Sr. Gervais grew up on a farm in the small farming town of Currie, Minn. She and her six siblings were all delivered at home by midwives. The family had little contact with "modern medicine." Her father was once, as a child, operated on atop the kitchen table. Afterwards, he went to Rochester, where the beloved "Dr. Will" checked his progress. That would be Dr. Will Mayo, of the family of doctors who founded the Mayo Clinic and were the first three physicians to join the staff when Saint Marys Hospital opened in 1889.
Almost a century later, Sr. Gervais embraced the union between Saint Marys and the Mayo Clinic while working to protect and foster the hospital's Catholic identity.
Sr. Gervias's influence and business acumen extends to the regional and national scene.

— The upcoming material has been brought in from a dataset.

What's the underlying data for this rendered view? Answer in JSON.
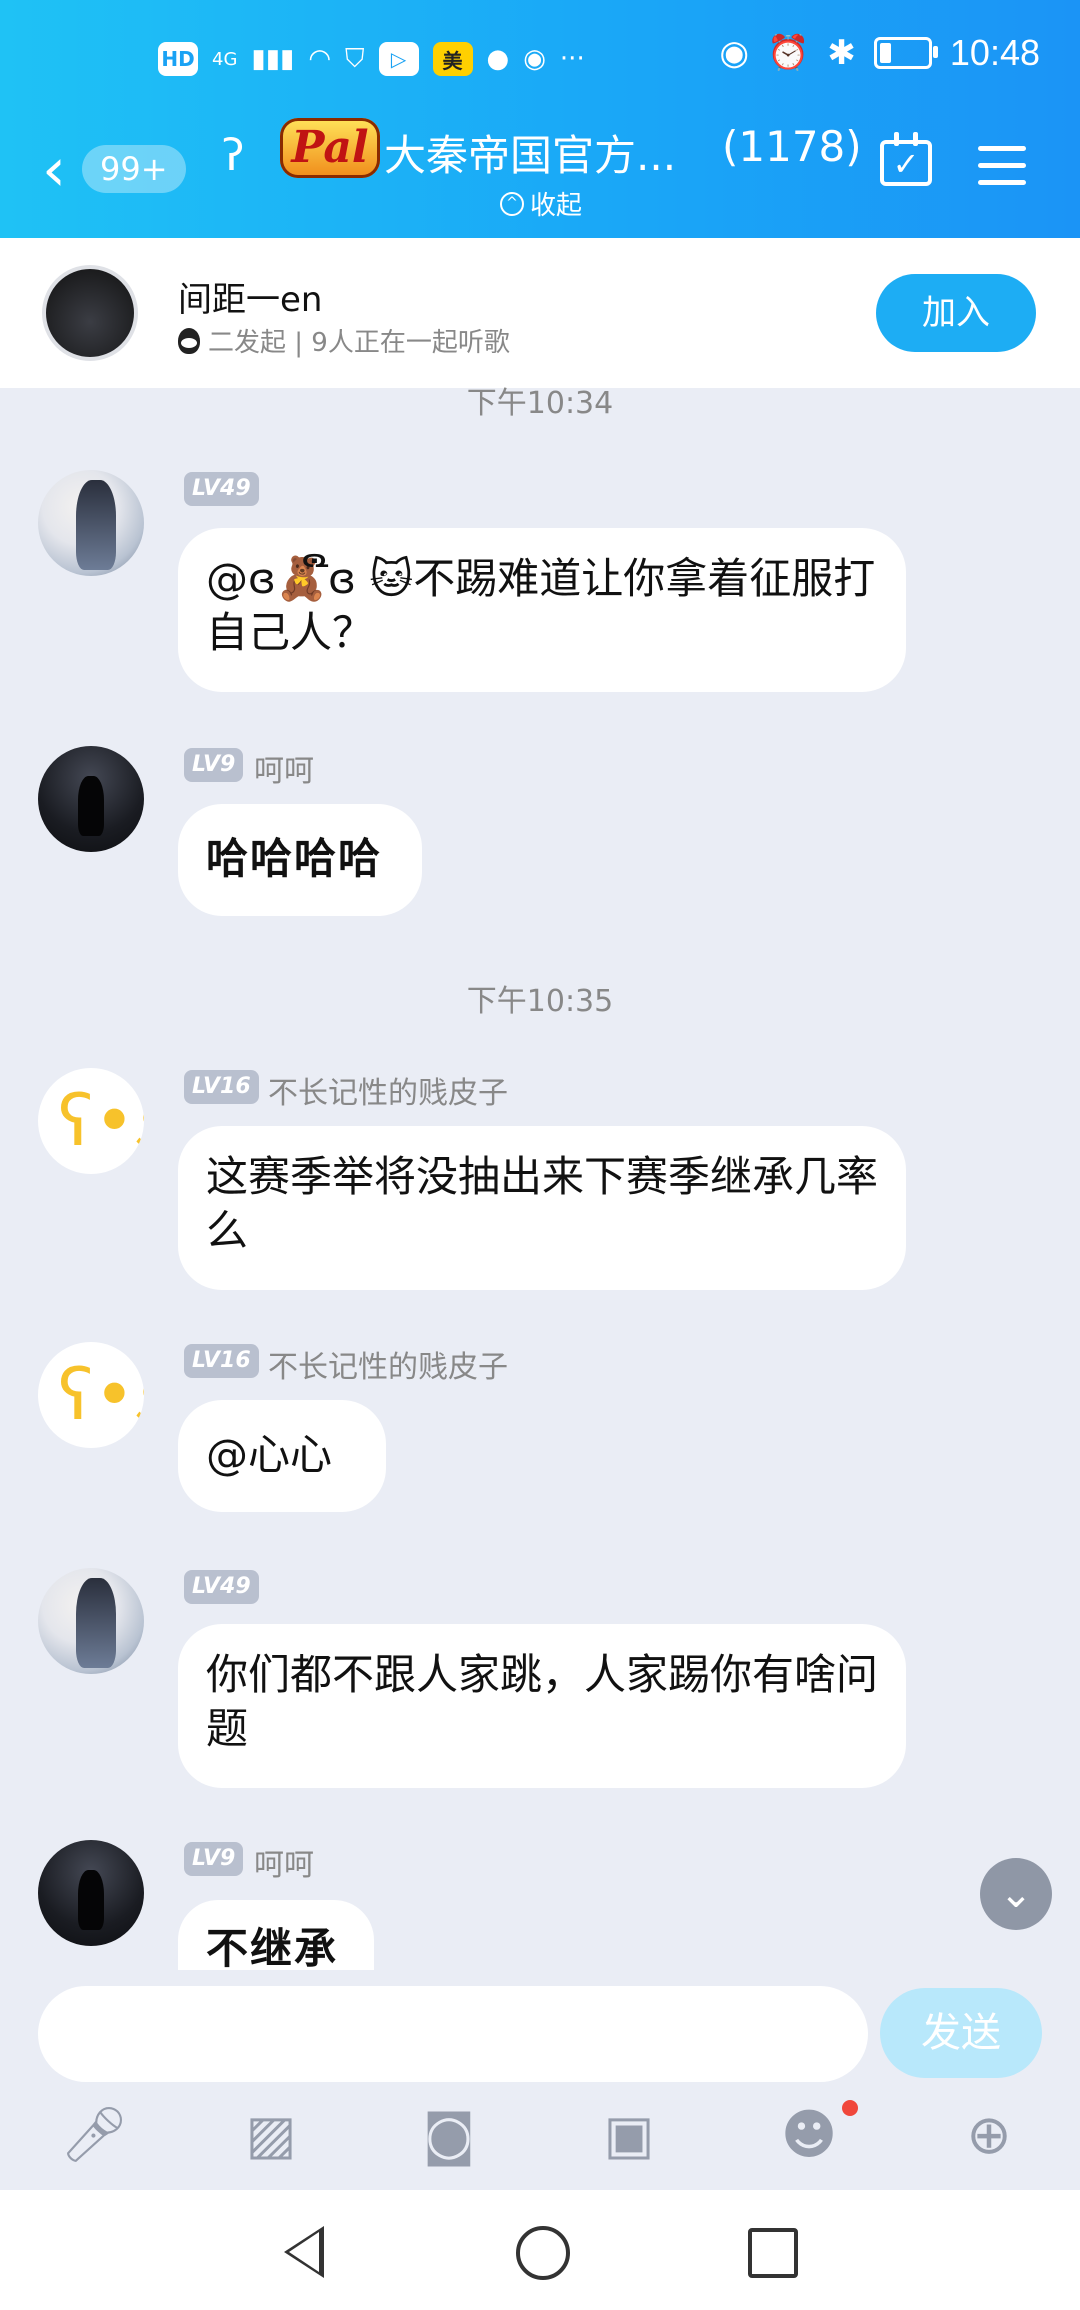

She has served on numerous boards of health care organizations, including Franciscan Health System, the American Hospital Association and chaired the Catholic Health Association board in 1982.
Sr. Gervias said, "I am often quoted, 'No money, no mission,' but people fail to recite the entire quote: 'No mission, no need for money.' Without mission and appreciation of the long heritage of putting the patient first, we are simply earning money and have no reason to be in health care."
"We are first of all a Catholic hospital, and we have to remain true to ourselves," said Sr. Gervais. "I don't think a day goes by that not at least one person stops by to tell me what wonderful care they are getting and that there is something different about Saint Marys. I believe that difference is the living values of the Gospel, not just practiced by sisters but practiced by all."
The Catholic Health Association of the United States (CHA), founded in 1915, supports the Catholic health ministry’s commitment to improve the health status of communities and create quality and compassionate health care that works for everyone. The Catholic health ministry is the nation's largest group of not-for-profit health systems and facilities that, along with their sponsoring organizations, employ more than 750,000 women and men who deliver services combining advanced technology with the Catholic caring tradition.